### Task statement:
Copy out all lines in the material below that contain the string "Cerebellar".
= = =
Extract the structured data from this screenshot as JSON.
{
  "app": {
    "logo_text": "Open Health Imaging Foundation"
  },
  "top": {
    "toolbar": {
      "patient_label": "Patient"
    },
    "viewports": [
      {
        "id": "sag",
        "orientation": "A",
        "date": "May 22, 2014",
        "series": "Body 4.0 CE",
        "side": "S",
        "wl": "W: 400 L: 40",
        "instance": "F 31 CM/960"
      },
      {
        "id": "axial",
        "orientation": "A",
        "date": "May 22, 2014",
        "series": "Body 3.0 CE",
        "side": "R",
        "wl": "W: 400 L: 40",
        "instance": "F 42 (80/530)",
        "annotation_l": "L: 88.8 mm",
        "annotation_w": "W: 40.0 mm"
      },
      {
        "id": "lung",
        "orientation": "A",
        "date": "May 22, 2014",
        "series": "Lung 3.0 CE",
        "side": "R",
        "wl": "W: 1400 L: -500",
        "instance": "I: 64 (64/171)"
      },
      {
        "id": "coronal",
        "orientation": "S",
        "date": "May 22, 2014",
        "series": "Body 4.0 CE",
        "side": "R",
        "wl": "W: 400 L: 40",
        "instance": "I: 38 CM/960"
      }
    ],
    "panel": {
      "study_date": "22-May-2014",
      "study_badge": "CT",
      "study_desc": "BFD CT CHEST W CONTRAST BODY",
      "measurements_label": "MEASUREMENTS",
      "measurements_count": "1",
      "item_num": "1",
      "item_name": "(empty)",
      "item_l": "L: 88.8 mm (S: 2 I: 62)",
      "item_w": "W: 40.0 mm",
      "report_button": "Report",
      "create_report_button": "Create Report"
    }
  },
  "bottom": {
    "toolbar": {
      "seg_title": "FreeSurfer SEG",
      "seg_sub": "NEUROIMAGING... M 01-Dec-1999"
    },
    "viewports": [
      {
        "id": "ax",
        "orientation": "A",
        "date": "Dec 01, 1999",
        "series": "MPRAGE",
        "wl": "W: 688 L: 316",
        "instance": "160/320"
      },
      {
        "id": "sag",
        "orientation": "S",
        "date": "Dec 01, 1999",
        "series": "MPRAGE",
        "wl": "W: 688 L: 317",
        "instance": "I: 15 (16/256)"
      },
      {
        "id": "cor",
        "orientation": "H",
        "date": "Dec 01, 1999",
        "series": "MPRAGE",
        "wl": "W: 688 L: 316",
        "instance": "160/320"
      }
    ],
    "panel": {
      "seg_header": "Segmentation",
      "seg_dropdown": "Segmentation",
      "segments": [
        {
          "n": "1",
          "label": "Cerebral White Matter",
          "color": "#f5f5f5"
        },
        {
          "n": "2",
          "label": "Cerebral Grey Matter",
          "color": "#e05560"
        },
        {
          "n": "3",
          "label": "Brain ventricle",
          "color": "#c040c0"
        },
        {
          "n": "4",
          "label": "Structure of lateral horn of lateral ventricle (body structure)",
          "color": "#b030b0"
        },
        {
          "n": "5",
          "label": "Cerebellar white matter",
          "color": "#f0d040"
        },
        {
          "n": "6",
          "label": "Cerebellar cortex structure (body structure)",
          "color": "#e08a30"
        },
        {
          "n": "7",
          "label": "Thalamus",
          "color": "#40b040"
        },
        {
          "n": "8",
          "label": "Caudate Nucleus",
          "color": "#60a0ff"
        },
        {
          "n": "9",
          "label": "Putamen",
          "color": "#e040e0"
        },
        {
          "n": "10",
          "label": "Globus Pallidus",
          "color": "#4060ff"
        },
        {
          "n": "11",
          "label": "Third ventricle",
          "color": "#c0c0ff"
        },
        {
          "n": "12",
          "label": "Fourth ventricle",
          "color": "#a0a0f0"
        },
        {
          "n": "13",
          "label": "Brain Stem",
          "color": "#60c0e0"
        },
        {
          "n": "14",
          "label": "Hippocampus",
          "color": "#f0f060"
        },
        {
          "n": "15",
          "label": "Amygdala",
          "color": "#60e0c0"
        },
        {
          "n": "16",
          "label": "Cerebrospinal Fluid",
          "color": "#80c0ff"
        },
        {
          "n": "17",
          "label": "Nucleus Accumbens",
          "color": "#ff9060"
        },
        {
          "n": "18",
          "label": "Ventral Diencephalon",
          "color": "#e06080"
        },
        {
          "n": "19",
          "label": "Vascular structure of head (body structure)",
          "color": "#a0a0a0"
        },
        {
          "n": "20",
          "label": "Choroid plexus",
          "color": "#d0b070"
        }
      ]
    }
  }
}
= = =
### Output for this task:
          "label": "Cerebellar white matter",
          "label": "Cerebellar cortex structure (body structure)",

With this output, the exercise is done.